Huawei might have misled everyone about HarmonyOS (Huawei responds)

Huawei might have misled everyone about HarmonyOS (Huawei responds)
UPDATE: Huawei has responded to yesterday's story by sending us the following statement: "Built on Huawei’s distributed technology, HarmonyOS is a brand new operating system that is uniquely designed around the novel needs of a future where disparate IoT devices are interconnected. It can be deployed on-demand across a broad variety of devices and flexibly accommodate different hardware resources and application requirements.

While ensuring all applicable open-source rules are strictly adhered to, HarmonyOS takes advantage of a large number of third-party open-source resources, including Linux, to accelerate the development of a comprehensive architecture.

Although certain UI elements from EMUI 11 are kept in the current developer beta, HarmonyOS will launch with an all-new UI together with upcoming Huawei smartphones. The developer beta programme is still ongoing, and we welcome any feedback from developers and partners working alongside us to bring our all-scenario vision to life."

When the U.S. put Huawei on the entity list in 2019 because it was considered a national security threat, it blocked the company from accessing its U.S. supply chain. And that meant that Huawei was no longer able to license Google Mobile Services for its Android handsets. Huawei needed to develop its own ecosystem, which it did, and also needed to come up with a replacement OS for Android, which it also did.

Huawei's HarmonyOS lies could make it hard to find a sympathetic ear in Washington.

Unable to allow its handsets to run Google apps like Search, YouTube, Gmail and the Google Play Store, the manufacturer created HarmonyOS. Huawei's replacement operating system is able to run on smartphones, tablets, and other connected devices. ArsTechnica wanted to get an in-depth look at HarmonyOS which meant that it had to send in a passport, a credit card and go through a two-day background check to get access to the software. After all this, the conclusion that ArsTechnica came up with is that HarmonyOS is nothing more than "an Android fork." Even more damning is the comment made that what Huawei has been saying to us media types is not at all true. For example, in one translated comment, the beleaguered manufacturer said, "HarmonyOS is not a copy of Android, nor is it a copy of iOS." That sentiment was echoed by Richard Yu, the head of Huawei's consumer business. Yet, according to ArsTechnica, the "developer documents doesn't seem to have much to do with what the company is actually shipping. The developer documents appear almost purposefully written to confuse the reader; any bit of actual shipping code to which you hold up a magnifying glass looks like Android with no major changes." Others have called HarmonyOS nothing more than Android 10 with the Chinese manufacturer's EMUI skin on top.

Using a remote emulator, ArsTechnica was able to take a deep look at HarmonyOS and found it very Android-like in appearance. On the app info screen you'll see titles like Android Services Library," "Android Shared Library," "com.Android.systemui.overlay," and "Androidhwext," The app info for the "HarmonyOS System" package borrows the Android System icon and a label that says System 10. That is very interesting because HarmonyOS is on Version 2 and as we mentioned earlier in this article, reminds some of Android 10 with the EMUI interface.
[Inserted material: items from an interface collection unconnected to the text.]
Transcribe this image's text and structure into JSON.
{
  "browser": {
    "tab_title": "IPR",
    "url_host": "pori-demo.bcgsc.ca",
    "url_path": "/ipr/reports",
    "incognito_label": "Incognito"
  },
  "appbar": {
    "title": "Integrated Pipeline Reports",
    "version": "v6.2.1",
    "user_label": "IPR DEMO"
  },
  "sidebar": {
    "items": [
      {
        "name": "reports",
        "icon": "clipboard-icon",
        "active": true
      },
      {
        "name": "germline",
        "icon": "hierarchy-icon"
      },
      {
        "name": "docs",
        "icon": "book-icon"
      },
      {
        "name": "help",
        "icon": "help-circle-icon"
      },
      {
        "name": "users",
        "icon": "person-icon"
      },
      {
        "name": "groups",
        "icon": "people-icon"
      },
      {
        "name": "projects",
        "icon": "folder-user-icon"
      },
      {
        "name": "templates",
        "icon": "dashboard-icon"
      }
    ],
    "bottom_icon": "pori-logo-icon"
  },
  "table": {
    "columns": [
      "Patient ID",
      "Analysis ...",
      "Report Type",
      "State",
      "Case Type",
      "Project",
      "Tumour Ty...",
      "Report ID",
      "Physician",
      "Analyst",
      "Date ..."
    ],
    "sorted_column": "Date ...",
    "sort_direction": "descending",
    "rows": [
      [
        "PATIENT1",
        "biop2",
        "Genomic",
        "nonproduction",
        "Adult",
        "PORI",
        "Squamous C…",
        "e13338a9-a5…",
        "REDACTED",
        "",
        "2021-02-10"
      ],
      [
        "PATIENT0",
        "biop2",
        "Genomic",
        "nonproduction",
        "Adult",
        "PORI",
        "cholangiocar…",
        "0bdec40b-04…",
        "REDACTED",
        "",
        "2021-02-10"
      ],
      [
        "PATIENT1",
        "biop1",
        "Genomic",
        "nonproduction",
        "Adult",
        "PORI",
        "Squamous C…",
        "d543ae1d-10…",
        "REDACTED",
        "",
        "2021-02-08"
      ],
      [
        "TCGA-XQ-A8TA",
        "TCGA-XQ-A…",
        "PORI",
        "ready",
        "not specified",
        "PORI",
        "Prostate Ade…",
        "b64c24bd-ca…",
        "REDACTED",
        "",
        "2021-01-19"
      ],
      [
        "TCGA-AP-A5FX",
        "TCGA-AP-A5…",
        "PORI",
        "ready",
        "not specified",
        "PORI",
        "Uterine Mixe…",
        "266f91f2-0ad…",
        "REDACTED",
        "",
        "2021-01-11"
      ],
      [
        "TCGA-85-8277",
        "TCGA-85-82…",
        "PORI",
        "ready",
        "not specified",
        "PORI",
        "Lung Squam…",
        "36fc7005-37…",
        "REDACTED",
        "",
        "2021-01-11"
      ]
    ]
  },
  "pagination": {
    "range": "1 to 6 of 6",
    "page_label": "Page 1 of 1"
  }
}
Things have been tough for Huawei. Instead of sitting on top of the smartphone shipment charts like it was poised to do this year, analysts expect the company to wind up in the seventh spot for 2021, one rung ahead of Honor, its former sub-brand that it sold for $15 billion. During the fourth quarter, Huawei's phone deliveries declined by 42%. And the manufacturer is reportedly in talks to sell its flagship "P" and "Mate" models.

Despite all of the hand-wringing about Google and software, the fatal blow is likely to come from the lack of cutting-edge chips. Last year, exactly one-year after being placed on the entity list, Huawei received another blow from the Trump administration. In a change to U.S. export rules, foundries around the world were no longer allowed to ship chips made using American technology to Huawei. As a result, Huawei (global foundry leader TSMC's second largest customer after Apple) was no longer allowed to receive the 5nm Kirin 9000 chip it designed. The ban started in the middle of September and could be reversed by the new Biden administration if it so desired. Right now though, there seems to be no desire on the part of President Biden to reverse the entity list placement and the rule change that have made Huawei what it is today. And frankly, the apparent lies about HarmonyOS is not likely to help the manufacturer find a sympathetic ear in the new administration.

Recommended Stories

Loading Comments...
FCC OKs Cingular\'s purchase of AT&T Wireless